It’s like that old computer game. Minesweeper? Was that it? Where it was only just a matter of time before you clicked and caused an explosion. That’s the world we live in today. Setting one another off. Good ways. Bad ways. Irreparable ways. Damaging one another and walking away. There’s something wrong with that. We should focus more on remedying that than on lip gloss, or party favors, or what we are hoping he brings through the door this holiday season.
We say we want to be better than this.
We want to be good humans. We want to master this “randoms acts of kindness” thing. Kindness should drive you insane. It should hurt you deep because it’s hard to love people constantly. It should make you want to grit your teeth. You should sign up for those kinds of feelings every, every day. Kindness shouldn’t be the thing we turn on and off like a lamp switch or check off a list when we’ve helped some elderly woman across the road. Kindness is just Love without makeup. It’s just the basics. It’s just the starting point. It’s not some cute little word that implies love letters and babies giggling. It’s absolutely everything in a world that is starving for more of it.
To think we should only sprinkle love upon the worthy & on the ones who cross our paths & when it is comfortable and convenient for us is weak thinking. Love is the kind of thing that screams in your face, “Plaster me everywhere. Smear me on everyone. Cake me thick in your conversations. Don’t stray. Let me push you to meet the neighbors I have placed absolutely everywhere for you.”
“Make me famous,” Love would say. “Make me absolutely famous.”
There is a reason you are sitting up at midnight, eyes red & puffy, watching videos of humans being good to one another. Watching proposals that show a kind of love that can be enviable and extreme. Bursting at the seams.
You want it too. No matter how many times we twist and morph that word into something that gets flung around and pushed out and falsified and changed for the sake of cheap commercialism, you want it. You want to believe it is still out there.
You want someone to show up for you. Man. Woman. Friend. Lover. We might all need to learn how to take care of that delicate thing better. So it doesn’t break so often. So we don’t devalue you with our careless human hands. You might need to change things. You might need to grow more. Know your weaknesses and resolve to be better. Get help. Tell someone. But don’t go another day thinking you can’t have it. Or that you can’t give it away.
I want that kind of love. The kind of love that is awkward and uncomfortable. And it makes something inside of you want to explode. And it isn’t always pretty but it promises to make you feel alive. I want it. In friendships. In family. In relationships. All of it.
I don’t want the followers. I don’t need a grand proposal. I don’t really want the marshmallows anymore either. I just want that feeling. The kind that makes the tiniest hairs on your forearms stand up because you never knew you could mean that much to someone else.

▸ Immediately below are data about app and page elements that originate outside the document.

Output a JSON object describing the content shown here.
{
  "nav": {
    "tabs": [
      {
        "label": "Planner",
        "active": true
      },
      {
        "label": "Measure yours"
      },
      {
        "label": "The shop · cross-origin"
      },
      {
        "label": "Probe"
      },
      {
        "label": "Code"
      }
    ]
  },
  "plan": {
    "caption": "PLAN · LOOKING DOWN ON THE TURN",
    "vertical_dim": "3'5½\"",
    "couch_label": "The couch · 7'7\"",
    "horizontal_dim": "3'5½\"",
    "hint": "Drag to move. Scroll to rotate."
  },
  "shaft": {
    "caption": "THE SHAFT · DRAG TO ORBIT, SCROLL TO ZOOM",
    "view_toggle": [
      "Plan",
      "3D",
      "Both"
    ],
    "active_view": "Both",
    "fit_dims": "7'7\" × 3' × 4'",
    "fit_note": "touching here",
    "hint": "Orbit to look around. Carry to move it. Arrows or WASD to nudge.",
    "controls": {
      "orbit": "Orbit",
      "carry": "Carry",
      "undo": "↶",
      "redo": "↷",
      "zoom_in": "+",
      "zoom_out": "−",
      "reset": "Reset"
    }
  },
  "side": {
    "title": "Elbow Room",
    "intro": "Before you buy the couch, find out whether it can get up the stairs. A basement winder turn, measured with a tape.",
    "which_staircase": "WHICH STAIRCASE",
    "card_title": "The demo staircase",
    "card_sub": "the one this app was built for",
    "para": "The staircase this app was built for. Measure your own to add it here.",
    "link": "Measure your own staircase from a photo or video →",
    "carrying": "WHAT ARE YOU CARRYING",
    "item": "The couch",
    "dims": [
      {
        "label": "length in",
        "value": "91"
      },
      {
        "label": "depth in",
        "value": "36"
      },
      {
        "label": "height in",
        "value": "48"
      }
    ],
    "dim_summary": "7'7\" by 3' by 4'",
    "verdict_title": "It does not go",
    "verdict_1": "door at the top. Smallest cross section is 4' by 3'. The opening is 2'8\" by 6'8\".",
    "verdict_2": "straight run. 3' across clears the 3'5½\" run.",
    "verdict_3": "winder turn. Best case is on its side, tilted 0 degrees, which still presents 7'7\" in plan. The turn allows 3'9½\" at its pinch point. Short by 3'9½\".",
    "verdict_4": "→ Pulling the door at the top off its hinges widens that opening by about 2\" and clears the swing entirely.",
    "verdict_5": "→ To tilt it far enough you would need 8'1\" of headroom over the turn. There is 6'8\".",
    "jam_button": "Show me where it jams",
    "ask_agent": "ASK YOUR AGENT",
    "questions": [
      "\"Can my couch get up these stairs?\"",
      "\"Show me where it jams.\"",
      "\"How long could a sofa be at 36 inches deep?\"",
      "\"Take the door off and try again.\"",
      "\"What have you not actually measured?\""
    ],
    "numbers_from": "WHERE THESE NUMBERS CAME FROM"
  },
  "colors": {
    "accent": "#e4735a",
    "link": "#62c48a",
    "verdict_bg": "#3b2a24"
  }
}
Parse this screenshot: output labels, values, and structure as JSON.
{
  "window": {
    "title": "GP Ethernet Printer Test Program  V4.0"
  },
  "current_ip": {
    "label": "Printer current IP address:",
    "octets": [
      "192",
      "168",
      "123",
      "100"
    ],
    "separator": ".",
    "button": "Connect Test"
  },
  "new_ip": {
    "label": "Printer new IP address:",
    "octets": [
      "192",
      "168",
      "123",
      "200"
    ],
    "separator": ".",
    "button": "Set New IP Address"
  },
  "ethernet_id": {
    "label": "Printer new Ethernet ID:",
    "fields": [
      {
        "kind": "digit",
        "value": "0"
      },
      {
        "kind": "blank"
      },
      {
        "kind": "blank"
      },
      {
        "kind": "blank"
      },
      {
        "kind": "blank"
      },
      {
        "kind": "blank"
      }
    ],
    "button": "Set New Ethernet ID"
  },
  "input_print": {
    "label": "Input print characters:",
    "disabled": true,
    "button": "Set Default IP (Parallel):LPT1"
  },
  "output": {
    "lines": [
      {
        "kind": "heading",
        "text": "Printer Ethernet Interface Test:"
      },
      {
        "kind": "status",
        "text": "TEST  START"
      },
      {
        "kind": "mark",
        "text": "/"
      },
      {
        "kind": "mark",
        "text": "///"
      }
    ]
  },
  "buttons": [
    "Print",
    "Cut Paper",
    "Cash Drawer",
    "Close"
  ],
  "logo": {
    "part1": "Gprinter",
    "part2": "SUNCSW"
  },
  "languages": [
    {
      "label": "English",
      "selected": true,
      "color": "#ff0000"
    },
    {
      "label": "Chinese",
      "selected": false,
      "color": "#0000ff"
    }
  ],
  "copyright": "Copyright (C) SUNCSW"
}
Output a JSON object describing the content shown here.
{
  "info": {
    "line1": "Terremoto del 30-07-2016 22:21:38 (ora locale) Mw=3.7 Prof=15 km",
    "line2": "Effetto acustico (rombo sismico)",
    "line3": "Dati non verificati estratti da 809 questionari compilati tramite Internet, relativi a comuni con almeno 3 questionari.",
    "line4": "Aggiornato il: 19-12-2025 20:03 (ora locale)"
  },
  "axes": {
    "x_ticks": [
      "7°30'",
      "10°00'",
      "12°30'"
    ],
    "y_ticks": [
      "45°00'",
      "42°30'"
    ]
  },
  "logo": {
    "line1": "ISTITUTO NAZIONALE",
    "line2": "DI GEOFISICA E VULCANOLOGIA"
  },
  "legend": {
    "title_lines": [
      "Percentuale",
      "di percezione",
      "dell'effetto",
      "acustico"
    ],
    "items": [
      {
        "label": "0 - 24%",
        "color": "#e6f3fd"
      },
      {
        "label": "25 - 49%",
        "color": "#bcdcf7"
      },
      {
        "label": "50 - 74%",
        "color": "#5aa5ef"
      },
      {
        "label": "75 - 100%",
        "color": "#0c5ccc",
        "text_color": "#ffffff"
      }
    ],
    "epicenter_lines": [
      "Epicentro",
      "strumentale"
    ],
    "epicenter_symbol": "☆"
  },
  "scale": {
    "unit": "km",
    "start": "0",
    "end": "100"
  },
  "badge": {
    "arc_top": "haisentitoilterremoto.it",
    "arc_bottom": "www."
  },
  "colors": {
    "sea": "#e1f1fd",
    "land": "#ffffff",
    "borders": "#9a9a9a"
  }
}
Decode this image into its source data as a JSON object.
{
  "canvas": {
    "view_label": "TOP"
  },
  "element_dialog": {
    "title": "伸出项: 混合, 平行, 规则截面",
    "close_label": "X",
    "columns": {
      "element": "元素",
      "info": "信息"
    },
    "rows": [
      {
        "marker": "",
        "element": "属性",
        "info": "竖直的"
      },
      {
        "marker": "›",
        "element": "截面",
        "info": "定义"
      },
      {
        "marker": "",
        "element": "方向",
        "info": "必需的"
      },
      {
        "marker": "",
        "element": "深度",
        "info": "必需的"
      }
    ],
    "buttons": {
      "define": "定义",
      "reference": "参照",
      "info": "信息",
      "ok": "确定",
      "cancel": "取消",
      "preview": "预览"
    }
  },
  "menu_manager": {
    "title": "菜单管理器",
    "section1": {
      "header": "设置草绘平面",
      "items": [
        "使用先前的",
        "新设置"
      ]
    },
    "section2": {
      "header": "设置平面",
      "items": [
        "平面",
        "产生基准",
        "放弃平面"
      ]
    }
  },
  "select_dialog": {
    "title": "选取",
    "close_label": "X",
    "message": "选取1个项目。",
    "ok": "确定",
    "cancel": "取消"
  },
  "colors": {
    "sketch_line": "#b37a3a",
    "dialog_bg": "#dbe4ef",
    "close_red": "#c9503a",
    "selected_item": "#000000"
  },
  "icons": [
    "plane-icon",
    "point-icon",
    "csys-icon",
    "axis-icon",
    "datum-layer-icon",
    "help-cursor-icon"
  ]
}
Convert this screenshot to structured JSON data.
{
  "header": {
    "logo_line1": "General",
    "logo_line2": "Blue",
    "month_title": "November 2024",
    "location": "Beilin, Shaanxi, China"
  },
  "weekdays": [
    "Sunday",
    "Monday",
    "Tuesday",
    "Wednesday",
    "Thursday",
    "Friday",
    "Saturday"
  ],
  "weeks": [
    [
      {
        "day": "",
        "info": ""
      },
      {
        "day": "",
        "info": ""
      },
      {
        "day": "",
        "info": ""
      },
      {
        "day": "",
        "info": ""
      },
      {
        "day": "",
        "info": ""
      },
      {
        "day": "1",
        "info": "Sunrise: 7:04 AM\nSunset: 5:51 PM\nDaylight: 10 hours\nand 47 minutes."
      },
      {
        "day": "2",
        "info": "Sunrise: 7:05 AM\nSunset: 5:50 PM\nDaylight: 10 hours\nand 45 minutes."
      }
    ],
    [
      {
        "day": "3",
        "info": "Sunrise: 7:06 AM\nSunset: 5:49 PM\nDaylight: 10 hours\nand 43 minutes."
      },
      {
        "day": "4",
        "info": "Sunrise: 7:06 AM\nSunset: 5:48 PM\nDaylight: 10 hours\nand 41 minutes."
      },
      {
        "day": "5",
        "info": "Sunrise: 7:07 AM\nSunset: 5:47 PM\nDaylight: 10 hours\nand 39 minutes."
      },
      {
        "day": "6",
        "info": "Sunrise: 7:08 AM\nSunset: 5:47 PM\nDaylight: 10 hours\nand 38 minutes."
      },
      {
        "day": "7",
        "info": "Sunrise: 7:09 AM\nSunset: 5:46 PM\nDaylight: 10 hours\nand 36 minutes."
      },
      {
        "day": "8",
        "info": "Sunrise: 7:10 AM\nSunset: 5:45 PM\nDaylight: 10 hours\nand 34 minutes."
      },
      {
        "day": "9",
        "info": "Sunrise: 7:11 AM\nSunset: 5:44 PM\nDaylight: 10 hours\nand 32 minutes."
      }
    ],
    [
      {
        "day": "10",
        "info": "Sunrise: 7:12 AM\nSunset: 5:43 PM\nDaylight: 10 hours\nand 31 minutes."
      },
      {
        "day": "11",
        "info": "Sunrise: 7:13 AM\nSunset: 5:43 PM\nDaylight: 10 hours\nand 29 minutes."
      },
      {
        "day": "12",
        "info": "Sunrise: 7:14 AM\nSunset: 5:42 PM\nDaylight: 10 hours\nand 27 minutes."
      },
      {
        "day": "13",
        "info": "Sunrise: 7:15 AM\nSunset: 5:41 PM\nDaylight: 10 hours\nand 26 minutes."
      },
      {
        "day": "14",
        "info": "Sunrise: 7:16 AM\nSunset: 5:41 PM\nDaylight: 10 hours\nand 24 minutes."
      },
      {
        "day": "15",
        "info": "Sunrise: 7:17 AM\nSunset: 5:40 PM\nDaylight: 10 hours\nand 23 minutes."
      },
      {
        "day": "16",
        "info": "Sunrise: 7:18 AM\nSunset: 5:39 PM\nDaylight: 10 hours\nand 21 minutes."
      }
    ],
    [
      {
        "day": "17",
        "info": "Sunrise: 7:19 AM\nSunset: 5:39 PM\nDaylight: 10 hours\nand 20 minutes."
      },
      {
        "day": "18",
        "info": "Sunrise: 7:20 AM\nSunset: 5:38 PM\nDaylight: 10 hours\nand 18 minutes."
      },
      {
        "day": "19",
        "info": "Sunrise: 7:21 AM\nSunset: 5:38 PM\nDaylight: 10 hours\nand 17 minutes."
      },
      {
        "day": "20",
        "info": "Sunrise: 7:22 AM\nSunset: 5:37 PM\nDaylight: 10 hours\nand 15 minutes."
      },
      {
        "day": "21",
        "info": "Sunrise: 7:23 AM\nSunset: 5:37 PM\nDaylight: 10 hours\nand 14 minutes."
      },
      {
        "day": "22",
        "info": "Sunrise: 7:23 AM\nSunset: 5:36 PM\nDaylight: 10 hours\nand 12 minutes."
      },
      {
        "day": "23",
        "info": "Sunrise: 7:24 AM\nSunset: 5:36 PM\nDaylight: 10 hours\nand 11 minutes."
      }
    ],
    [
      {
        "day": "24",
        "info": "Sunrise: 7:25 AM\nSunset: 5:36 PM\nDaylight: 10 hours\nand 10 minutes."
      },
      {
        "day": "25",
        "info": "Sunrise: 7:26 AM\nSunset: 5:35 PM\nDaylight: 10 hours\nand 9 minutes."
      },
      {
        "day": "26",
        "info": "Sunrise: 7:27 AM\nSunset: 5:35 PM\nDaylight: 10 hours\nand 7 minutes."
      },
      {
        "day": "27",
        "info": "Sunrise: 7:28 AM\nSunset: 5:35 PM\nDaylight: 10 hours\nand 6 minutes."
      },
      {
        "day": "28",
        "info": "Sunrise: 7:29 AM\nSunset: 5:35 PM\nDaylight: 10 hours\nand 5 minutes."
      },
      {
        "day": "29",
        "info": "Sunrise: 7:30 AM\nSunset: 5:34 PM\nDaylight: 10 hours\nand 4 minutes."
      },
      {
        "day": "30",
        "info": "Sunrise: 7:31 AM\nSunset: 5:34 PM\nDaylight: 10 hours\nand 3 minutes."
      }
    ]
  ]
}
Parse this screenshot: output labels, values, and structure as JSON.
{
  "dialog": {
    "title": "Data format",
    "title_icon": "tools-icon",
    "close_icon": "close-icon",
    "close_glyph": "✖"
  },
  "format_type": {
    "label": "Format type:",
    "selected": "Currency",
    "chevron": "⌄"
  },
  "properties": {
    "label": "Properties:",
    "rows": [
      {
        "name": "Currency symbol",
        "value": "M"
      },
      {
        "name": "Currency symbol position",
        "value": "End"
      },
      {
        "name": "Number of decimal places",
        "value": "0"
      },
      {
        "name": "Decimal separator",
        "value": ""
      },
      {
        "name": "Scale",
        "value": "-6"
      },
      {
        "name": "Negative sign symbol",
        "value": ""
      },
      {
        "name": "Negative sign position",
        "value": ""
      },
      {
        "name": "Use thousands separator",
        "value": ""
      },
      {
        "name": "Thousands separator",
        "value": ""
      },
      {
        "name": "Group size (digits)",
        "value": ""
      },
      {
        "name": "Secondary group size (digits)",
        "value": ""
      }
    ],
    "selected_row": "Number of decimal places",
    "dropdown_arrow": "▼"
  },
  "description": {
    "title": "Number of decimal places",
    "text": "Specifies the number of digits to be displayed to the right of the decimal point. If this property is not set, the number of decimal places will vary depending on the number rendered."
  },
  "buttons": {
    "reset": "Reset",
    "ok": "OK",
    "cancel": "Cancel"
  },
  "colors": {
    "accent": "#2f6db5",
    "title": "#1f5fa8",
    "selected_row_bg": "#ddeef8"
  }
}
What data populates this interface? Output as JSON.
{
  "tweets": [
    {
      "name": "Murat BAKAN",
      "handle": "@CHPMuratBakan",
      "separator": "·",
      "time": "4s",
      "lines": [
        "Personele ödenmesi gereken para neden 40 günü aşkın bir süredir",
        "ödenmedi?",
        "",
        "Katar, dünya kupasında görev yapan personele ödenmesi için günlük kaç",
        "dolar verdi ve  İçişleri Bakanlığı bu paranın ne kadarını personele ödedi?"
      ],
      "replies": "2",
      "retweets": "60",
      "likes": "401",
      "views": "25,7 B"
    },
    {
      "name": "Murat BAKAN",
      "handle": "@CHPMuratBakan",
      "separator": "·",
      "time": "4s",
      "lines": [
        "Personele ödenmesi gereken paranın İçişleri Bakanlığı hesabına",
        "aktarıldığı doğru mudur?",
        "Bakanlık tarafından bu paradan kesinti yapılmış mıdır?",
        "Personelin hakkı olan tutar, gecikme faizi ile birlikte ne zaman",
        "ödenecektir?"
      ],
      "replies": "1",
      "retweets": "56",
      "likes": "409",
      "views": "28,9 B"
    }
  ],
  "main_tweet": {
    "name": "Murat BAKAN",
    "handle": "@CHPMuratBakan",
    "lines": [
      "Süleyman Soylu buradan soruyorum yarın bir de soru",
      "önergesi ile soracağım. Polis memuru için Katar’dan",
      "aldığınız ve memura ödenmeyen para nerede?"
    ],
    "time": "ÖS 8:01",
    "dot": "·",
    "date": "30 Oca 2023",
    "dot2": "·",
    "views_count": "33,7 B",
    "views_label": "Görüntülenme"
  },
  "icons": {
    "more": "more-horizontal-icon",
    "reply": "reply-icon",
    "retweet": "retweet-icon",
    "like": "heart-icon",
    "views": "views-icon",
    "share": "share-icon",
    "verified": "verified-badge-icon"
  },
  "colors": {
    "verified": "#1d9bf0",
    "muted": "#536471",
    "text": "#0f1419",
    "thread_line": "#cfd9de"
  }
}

I just want to hear someone stand in the doorway, or the hallway, or the bookstore, or the street, and say, “You showed up. I didn’t think anyone was coming but you showed up.”
You showed up. I didn’t think anyone was coming but you showed up.
That would be enough for me.